But of course: we’re not conditioned to expect or accept anything but artistic self-abnegation. Liking what we do is hubris: it implies that we think we deserve a place in a canon that we’re supposed to revere, to crawl toward.

One: the canon is flawed. Period. Two, and more critically: I’m not going to put on a hair shirt because I don’t “deserve” a place in it. I write, I will always write, I would like to do something with that. When I do, if I succeed, that’s not going to canonize me in and of itself: I’ll still have written a book about girl witches, and the NYTimes is probs not going to review it. And the hair shirt will still be on offer, and if I’m asked about what I write, I’ll still be expected to bow my head because I am not Serious, because I am not Literary.
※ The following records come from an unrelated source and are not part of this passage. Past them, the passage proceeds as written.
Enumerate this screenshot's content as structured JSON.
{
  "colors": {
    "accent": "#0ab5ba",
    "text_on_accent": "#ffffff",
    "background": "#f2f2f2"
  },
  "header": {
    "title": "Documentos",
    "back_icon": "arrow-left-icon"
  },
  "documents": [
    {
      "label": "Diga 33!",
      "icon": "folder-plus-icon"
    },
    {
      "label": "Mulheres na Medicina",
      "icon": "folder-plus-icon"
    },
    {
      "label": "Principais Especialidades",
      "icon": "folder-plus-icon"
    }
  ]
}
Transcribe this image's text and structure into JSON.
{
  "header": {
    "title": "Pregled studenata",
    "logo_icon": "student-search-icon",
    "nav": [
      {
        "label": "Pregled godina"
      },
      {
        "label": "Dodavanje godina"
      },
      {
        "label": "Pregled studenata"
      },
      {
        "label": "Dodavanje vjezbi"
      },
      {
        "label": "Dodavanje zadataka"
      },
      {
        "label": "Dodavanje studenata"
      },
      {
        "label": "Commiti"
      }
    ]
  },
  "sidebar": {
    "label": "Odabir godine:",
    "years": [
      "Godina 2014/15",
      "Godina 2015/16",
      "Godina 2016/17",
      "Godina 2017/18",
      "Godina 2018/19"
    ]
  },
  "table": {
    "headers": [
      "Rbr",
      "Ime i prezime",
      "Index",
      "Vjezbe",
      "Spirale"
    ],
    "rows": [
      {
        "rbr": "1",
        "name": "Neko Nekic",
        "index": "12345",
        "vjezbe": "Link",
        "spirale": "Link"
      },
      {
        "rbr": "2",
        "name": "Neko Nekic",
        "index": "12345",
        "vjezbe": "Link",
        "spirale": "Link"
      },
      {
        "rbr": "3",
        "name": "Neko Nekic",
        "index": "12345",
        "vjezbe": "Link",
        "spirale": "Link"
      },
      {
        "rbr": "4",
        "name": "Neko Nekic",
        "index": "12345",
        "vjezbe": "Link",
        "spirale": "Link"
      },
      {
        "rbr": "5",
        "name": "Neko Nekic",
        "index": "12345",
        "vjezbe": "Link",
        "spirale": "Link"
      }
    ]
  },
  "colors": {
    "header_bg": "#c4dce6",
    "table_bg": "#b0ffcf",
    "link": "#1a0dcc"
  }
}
If I concentrated on this, it’d turn the pragmatic potential AWESOME of bookwriting into a horror story. (A gendered one, too—yes, it’s the same vocabulary used against women who like themselves at all: oh, so you think you’re HOT SHIT, don’t you? You think there’s no one hotter, better, more deserving? Who gave you the right to this confidence and honey, don’t you know better to bring that ego out in public? But fortunately the gendering has prepped me for this game. Honey, I took my self-surety out in public a long time ago, it’s not a domesticated animal anymore.)

So it strikes me as a good move to get all those self-abusing undercut impulses out now. If I can’t tell 400 people on the internet that I’m awesome and deserve to exist, how am I ever going to be able to hold my head up in public?

Thus: I write. I like it. So I shall keep writing. If I didn’t like it, I wouldn’t do it. If I didn’t like myself I wouldn’t spend so much time with the inside of my own head, probably. But I do like me. Ain’t perfect, but I’m the only me here.

*Not Dickens, tho. Fuck that guy.